- [What needs to be done] Scan the entries for the word "kind". Every line that has it should be copied.

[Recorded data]
++++++

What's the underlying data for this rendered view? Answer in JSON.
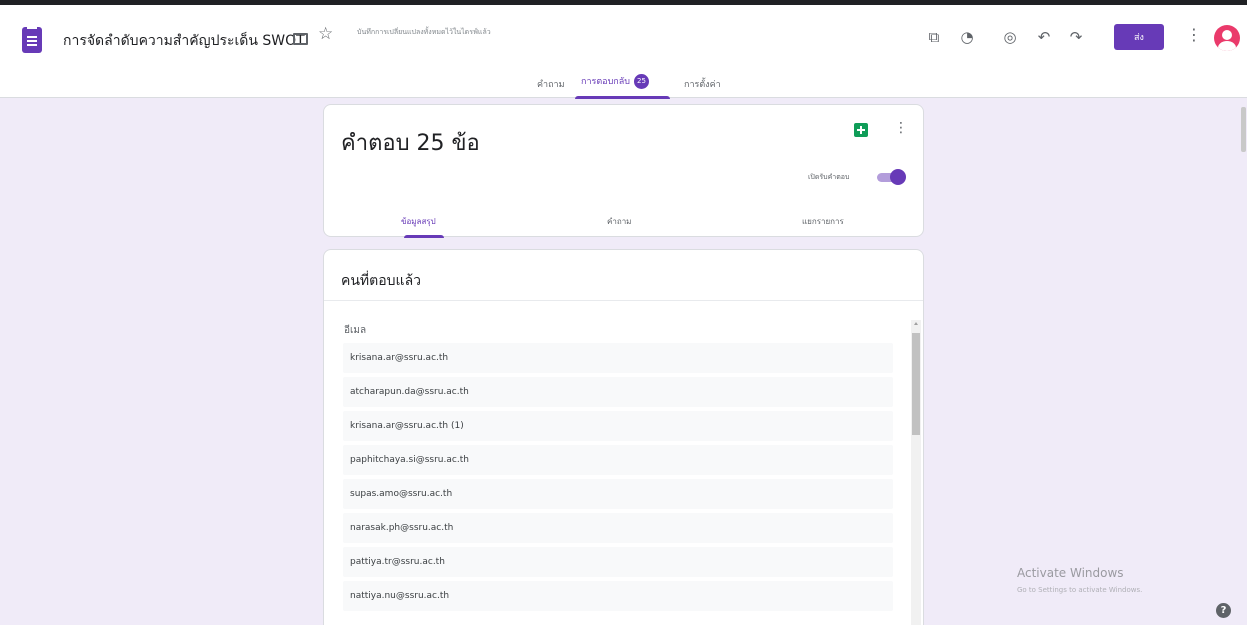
{
  "header": {
    "title": "การจัดลำดับความสำคัญประเด็น SWOT",
    "save_status": "บันทึกการเปลี่ยนแปลงทั้งหมดไว้ในไดรฟ์แล้ว",
    "send_label": "ส่ง",
    "icons": [
      "addon-icon",
      "palette-icon",
      "preview-eye-icon",
      "undo-icon",
      "redo-icon"
    ]
  },
  "tabs": [
    {
      "label": "คำถาม"
    },
    {
      "label": "การตอบกลับ",
      "badge": "25"
    },
    {
      "label": "การตั้งค่า"
    }
  ],
  "summary": {
    "title": "คำตอบ 25 ข้อ",
    "accept_label": "เปิดรับคำตอบ",
    "accepting": true,
    "subtabs": [
      {
        "label": "ข้อมูลสรุป"
      },
      {
        "label": "คำถาม"
      },
      {
        "label": "แยกรายการ"
      }
    ]
  },
  "respondents": {
    "title": "คนที่ตอบแล้ว",
    "column_header": "อีเมล",
    "emails": [
      "krisana.ar@ssru.ac.th",
      "atcharapun.da@ssru.ac.th",
      "krisana.ar@ssru.ac.th (1)",
      "paphitchaya.si@ssru.ac.th",
      "supas.amo@ssru.ac.th",
      "narasak.ph@ssru.ac.th",
      "pattiya.tr@ssru.ac.th",
      "nattiya.nu@ssru.ac.th"
    ]
  },
  "watermark": {
    "title": "Activate Windows",
    "subtitle": "Go to Settings to activate Windows."
  },
  "colors": {
    "accent": "#673ab7",
    "background": "#f0ebf8",
    "sheets": "#0f9d58",
    "avatar": "#ea3a6b"
  }
}
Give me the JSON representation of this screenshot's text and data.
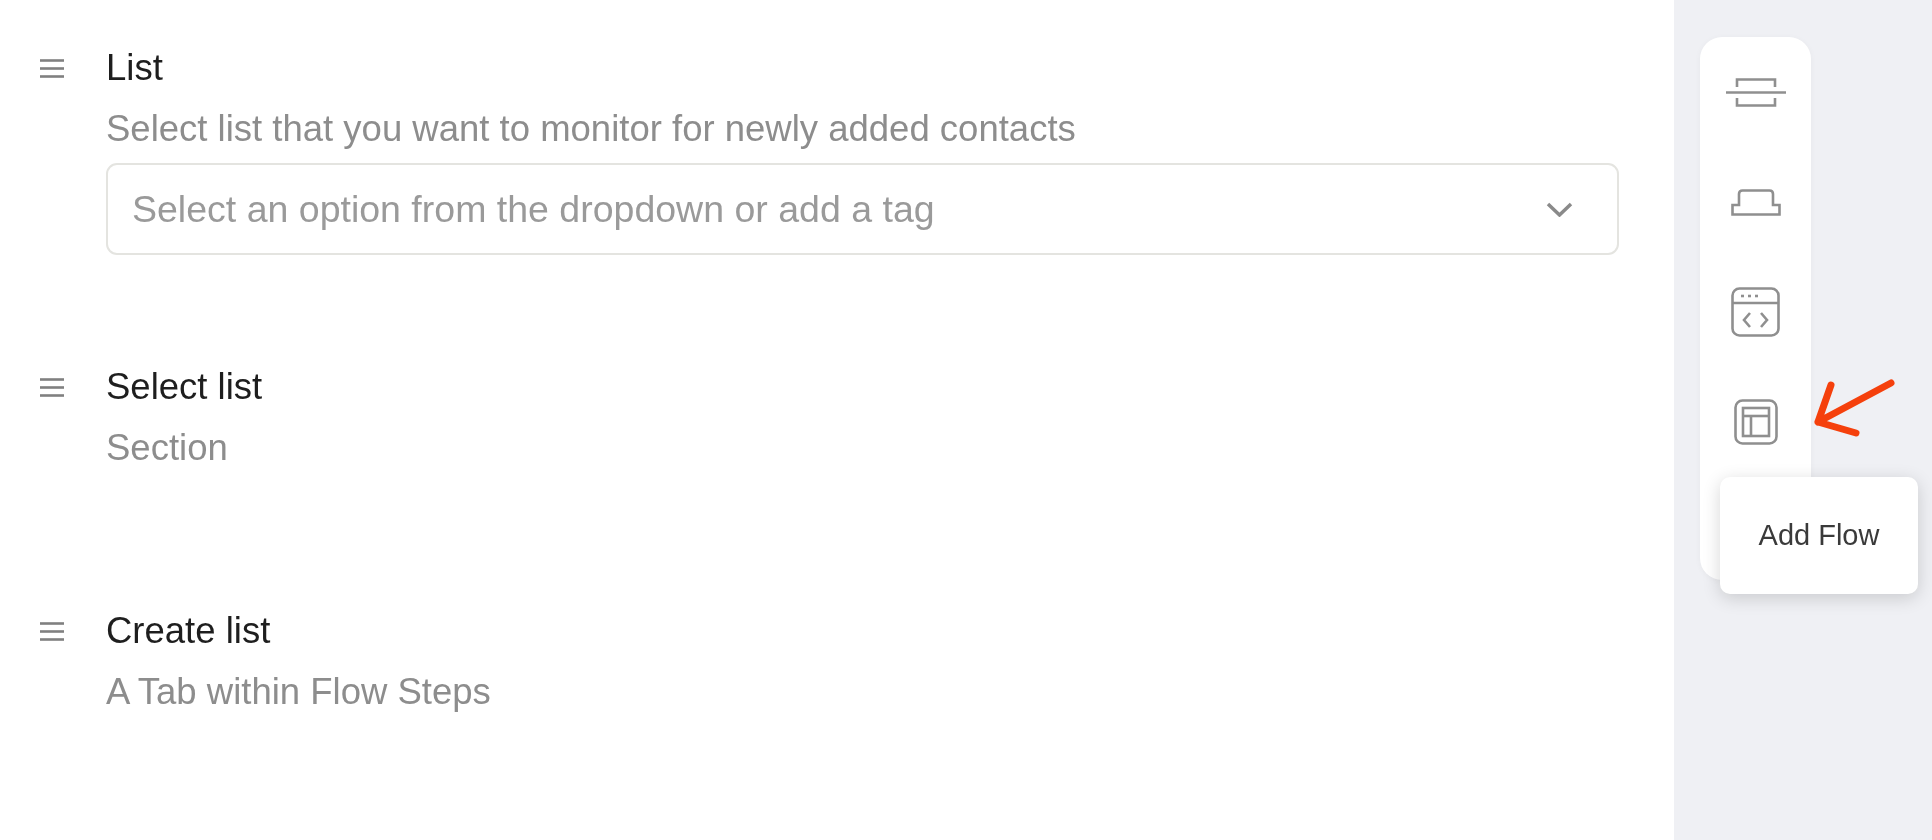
{
  "fields": [
    {
      "title": "List",
      "description": "Select list that you want to monitor for newly added contacts",
      "input": {
        "kind": "dropdown",
        "placeholder": "Select an option from the dropdown or add a tag"
      }
    },
    {
      "title": "Select list",
      "description": "Section"
    },
    {
      "title": "Create list",
      "description": "A Tab within Flow Steps"
    }
  ],
  "toolbar": {
    "items": [
      {
        "kind": "divider"
      },
      {
        "kind": "tab"
      },
      {
        "kind": "code"
      },
      {
        "kind": "layout"
      }
    ],
    "tooltip": {
      "text": "Add Flow"
    }
  },
  "annotations": [
    {
      "kind": "arrow"
    }
  ]
}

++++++

- [Written response]
        "kind": "dropdown",
        "kind": "divider"
        "kind": "tab"
        "kind": "code"
        "kind": "layout"
      "kind": "arrow"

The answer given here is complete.